Dec. 8, 2013, Tri-State Neighbor

The Food and Nutrition Service (FNS) of the U.S. Department of Agriculture (USDA) recently released a study providing clear evidence that well-designed nutrition education programs can lead to healthier food choices by participants in the Supplemental Nutrition Assistance Program (SNAP).

The study, SNAP Education and Evaluation Study (Wave II), evaluated the impact of several nutrition education programs on fruit and vegetable consumption among low-income elementary school children and seniors. The study found that children participating in certain nutrition education programs increased their daily fruit and vegetable consumption at home by a quarter- to a third-cup, and were more likely to choose low-fat or fat-free milk. Participating seniors consumed about a half-cup more fruits and vegetables daily.

“The results of this study reiterate the critical role of nutrition education and promotion in improving the healthfulness of SNAP purchases,” said Under Secretary Kevin Concannon. “USDA and our partners continue to explore a wide-ranging set of strategies that support families as they purchase, prepare and eat more healthy foods.” Continue reading

Many kids missing out on healthy lifestyle

June 25, 2013, HealthDay

Only half of American youths get the recommended amount of exercise and less than one-third eat the suggested amount of fruits and vegetables each day, according to a federal government study.
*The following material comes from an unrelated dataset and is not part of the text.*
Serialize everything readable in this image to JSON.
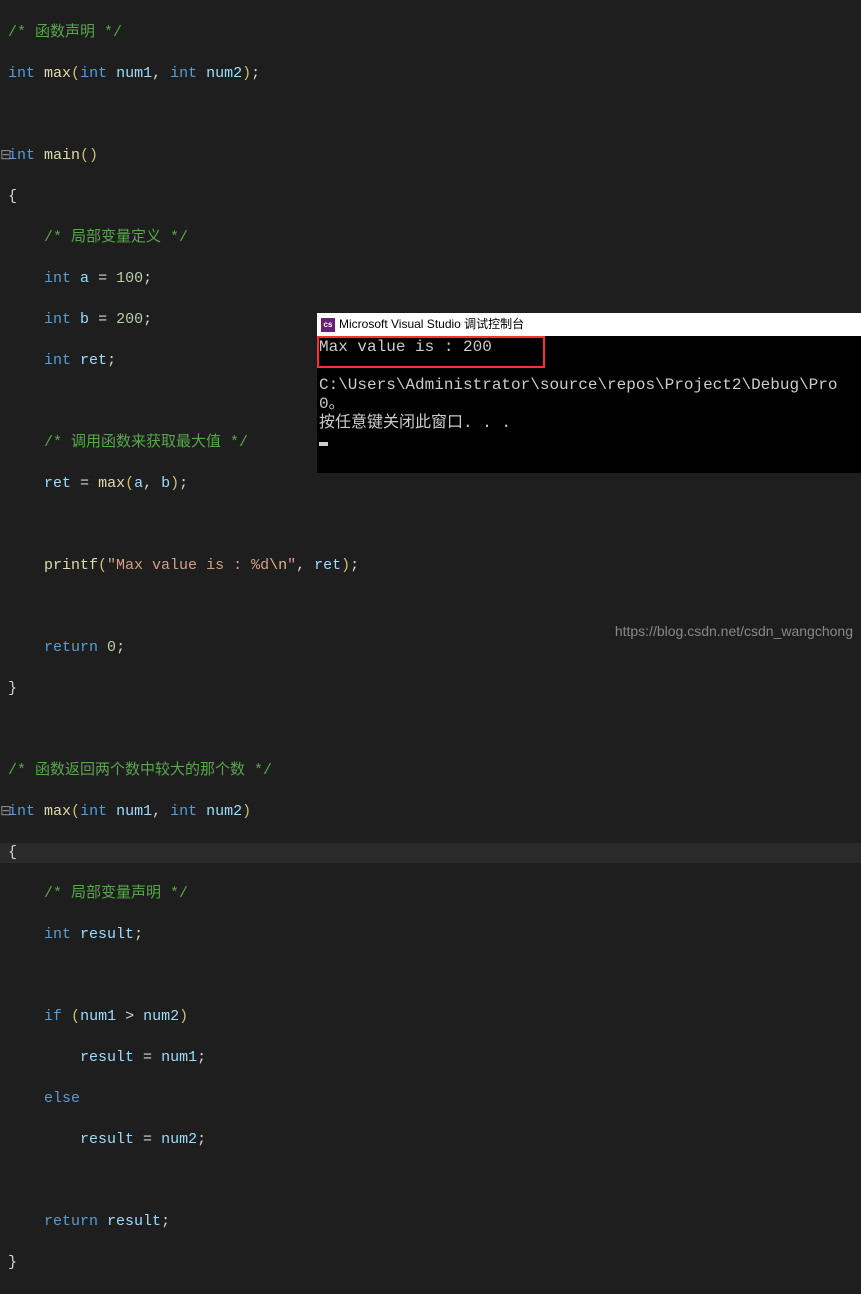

Researchers surveyed nearly 10,000 students aged 11 to 16 in 39 states, and found that only half were physically active five or more days a week and fewer than one in three ate fruits and vegetables daily.

“The students showed a surprising variability in eating patterns,” study author Ronald Iannotti, of the prevention research branch of the Eunice Kennedy Shriver National Institute of Child Health and Human Development, said in an institute news release. “But most — about 74 percent — did not have a healthy pattern.” Continue reading